===== INPUT FOR THIS TASK
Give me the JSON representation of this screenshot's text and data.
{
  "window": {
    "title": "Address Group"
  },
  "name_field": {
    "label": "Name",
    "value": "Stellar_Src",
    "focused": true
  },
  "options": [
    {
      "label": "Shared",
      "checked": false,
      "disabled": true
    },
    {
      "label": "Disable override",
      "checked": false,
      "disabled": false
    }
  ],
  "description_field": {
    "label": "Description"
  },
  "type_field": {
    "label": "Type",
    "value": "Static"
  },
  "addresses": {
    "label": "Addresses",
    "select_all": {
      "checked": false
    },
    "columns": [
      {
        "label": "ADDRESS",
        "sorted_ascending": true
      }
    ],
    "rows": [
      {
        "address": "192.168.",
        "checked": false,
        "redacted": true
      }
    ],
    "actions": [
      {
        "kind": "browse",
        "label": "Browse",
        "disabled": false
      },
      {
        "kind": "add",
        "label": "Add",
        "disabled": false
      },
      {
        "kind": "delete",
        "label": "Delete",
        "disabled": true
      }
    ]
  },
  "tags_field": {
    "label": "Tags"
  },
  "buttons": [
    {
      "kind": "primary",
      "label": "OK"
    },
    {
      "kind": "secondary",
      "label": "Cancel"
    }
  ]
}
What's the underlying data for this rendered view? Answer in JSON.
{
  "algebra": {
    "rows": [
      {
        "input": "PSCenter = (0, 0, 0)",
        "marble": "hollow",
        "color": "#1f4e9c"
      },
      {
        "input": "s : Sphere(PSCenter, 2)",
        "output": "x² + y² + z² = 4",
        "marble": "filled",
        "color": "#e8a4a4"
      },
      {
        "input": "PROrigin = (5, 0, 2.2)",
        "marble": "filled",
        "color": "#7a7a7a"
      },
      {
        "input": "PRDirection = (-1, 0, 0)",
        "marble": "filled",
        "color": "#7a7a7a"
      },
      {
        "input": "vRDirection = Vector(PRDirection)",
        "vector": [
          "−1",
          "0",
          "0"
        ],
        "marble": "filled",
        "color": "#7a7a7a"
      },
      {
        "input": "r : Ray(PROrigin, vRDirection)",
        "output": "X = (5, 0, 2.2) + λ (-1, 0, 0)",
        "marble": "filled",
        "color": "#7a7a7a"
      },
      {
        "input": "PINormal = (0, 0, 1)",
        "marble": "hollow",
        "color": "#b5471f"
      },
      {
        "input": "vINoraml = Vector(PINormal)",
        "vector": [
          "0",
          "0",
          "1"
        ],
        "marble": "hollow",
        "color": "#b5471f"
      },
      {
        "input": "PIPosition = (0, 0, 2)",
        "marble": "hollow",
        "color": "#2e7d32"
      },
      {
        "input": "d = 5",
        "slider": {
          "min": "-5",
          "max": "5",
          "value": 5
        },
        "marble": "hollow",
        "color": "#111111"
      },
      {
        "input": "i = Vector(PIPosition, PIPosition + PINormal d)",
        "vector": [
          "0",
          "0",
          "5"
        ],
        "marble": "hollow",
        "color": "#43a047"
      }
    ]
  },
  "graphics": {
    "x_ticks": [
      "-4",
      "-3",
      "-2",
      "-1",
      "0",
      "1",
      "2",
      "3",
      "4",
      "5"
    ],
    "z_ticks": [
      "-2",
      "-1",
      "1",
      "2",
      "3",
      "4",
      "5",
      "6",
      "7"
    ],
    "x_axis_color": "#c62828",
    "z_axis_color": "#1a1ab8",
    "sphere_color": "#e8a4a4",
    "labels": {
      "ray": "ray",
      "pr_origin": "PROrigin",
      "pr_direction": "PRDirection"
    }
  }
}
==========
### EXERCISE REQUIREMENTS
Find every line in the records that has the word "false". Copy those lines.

### SOLUTION
      "checked": false,
      "checked": false,
      "disabled": false
      "checked": false
        "checked": false,
        "disabled": false
        "disabled": false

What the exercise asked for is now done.